A Beginner’s Look At China’s Tea Culture

teaIt’s impossible to think of China without also thinking of tea, which has been a key aspect of Chinese language and culture for thousands of years.  It’s used for both medicinal and social purposes, and has been the subject of art and poetry dating back to the Tang Dynasty.  Tea is commonly used as a way to welcome guests into one’s home, facilitate conversation, and digest food after a meal.  But to understand how firmly tea culture is rooted in China’s mindset, one must understand the history behind it.
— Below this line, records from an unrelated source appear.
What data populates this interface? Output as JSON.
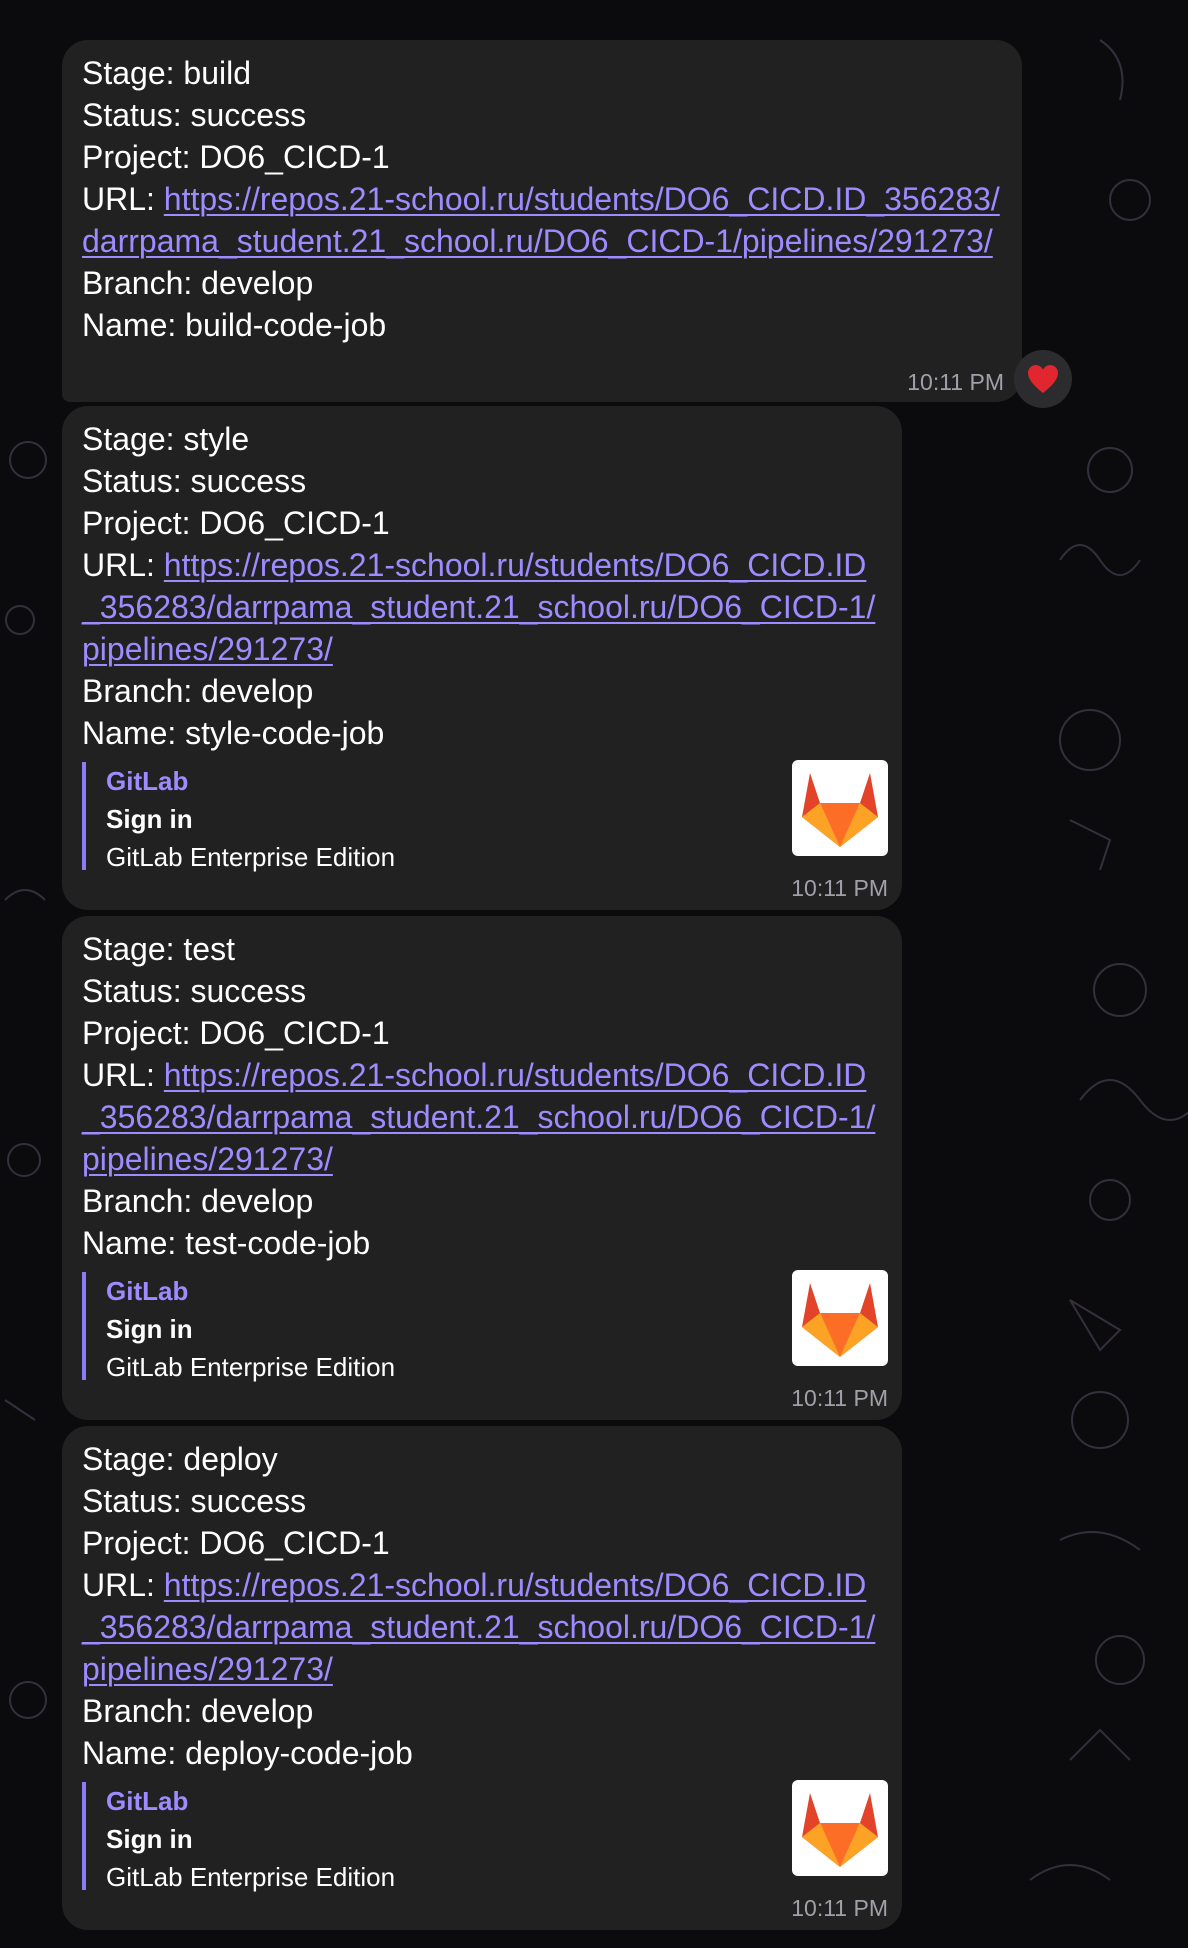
{
  "messages": [
    {
      "stage_line": "Stage: build",
      "status_line": "Status: success",
      "project_line": "Project: DO6_CICD-1",
      "url_prefix": "URL: ",
      "url": "https://repos.21-school.ru/students/DO6_CICD.ID_356283/darrpama_student.21_school.ru/DO6_CICD-1/pipelines/291273/",
      "branch_line": "Branch: develop",
      "name_line": "Name: build-code-job",
      "time": "10:11 PM",
      "reaction": "heart-icon"
    },
    {
      "stage_line": "Stage: style",
      "status_line": "Status: success",
      "project_line": "Project: DO6_CICD-1",
      "url_prefix": "URL: ",
      "url": "https://repos.21-school.ru/students/DO6_CICD.ID_356283/darrpama_student.21_school.ru/DO6_CICD-1/pipelines/291273/",
      "branch_line": "Branch: develop",
      "name_line": "Name: style-code-job",
      "preview": {
        "site": "GitLab",
        "title": "Sign in",
        "description": "GitLab Enterprise Edition",
        "icon": "gitlab-logo-icon"
      },
      "time": "10:11 PM"
    },
    {
      "stage_line": "Stage: test",
      "status_line": "Status: success",
      "project_line": "Project: DO6_CICD-1",
      "url_prefix": "URL: ",
      "url": "https://repos.21-school.ru/students/DO6_CICD.ID_356283/darrpama_student.21_school.ru/DO6_CICD-1/pipelines/291273/",
      "branch_line": "Branch: develop",
      "name_line": "Name: test-code-job",
      "preview": {
        "site": "GitLab",
        "title": "Sign in",
        "description": "GitLab Enterprise Edition",
        "icon": "gitlab-logo-icon"
      },
      "time": "10:11 PM"
    },
    {
      "stage_line": "Stage: deploy",
      "status_line": "Status: success",
      "project_line": "Project: DO6_CICD-1",
      "url_prefix": "URL: ",
      "url": "https://repos.21-school.ru/students/DO6_CICD.ID_356283/darrpama_student.21_school.ru/DO6_CICD-1/pipelines/291273/",
      "branch_line": "Branch: develop",
      "name_line": "Name: deploy-code-job",
      "preview": {
        "site": "GitLab",
        "title": "Sign in",
        "description": "GitLab Enterprise Edition",
        "icon": "gitlab-logo-icon"
      },
      "time": "10:11 PM"
    }
  ],
  "colors": {
    "background": "#0b0b0d",
    "bubble": "#212121",
    "link": "#9d8cff",
    "preview_bar": "#8b7cf6",
    "timestamp": "#a0a0a8",
    "reaction": "#e0262f"
  }
}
According to legend, tea was first created 5,000 years ago, when the innovative Emperor Shennong took a long journey to a far-off region.  As he stopped to rest, he had a servant boil water for drinking, and some leaves from a bush happened to fall in.  The emperor decided to sample the leaf-infused water, and thus the tradition of brewing the leaves of the Camellia sinensis plant was born.  Today, tea is generally cured in three standard varieties based on how thoroughly the leaves are fermented: black tea, oolong tea, and green tea, although other styles such as the unfermented white tea, extra-fermented pu-erh tea, and flowering tea are becoming common as well.

In addition to its health benefits, which range from lowering blood pressure to weight-loss to sharpening mental capacity, tea plays an important role in family life, relationships, and even philosophy.  Tea is considered to be the most Zen-like drink, and it plays an important symbolic role in the Buddhist, Taoist, and Confucian religions.  Tea has the perfectly balanced nature of being both stimulating and calming, with a subtle yet refreshing flavor.  Tea also serves as a metaphor for plenty of philosophical riddles, such as the parable set in the Tang Dynasty: a Zen master, when confronted by three monks quarreling over their difference in rank, advised them to go and have a cup of tea, thus showing them that they were all essentially the same.  This notion of tea being the great equalizer has carried on through the generations into contemporary Chinese thought.

Tea is also an important part of the Chinese intellectual tradition, as for thousands of years tea houses have been where scholars and thinkers come together to engage in conversation and the exchange of ideas.  The consumption of tea has become so ritualized that there is even a specific tea ceremony, referred to as Chaoshan Gongfu Cha, which serves tea in such a way as to optimize its aesthetic qualities, and it is a way of expressing hospitality or reverence to loved ones.  While different types of tea are preferred in different parts of the country, tea is universally agreed to be a staple of Chinese heritage.  An old proverb even states that tea is one of the seven necessities of starting your day, along with firewood, rice, oil, salt, sauce, and vinegar.  It’s a simple, healthy, and affordable pleasure, and anyone curious about the language, culture, or history of China can best start exploring it by brewing themselves a cup of tea.

Anna Snyder writes with Language Trainers, a language-learning company specializing in one-to-one and small group language training for busy people who need language skills for work, travel and family needs. Curious about the Chinese language? Take a free online Chinese level test to quiz how good you are then contact Language Trainers for classes!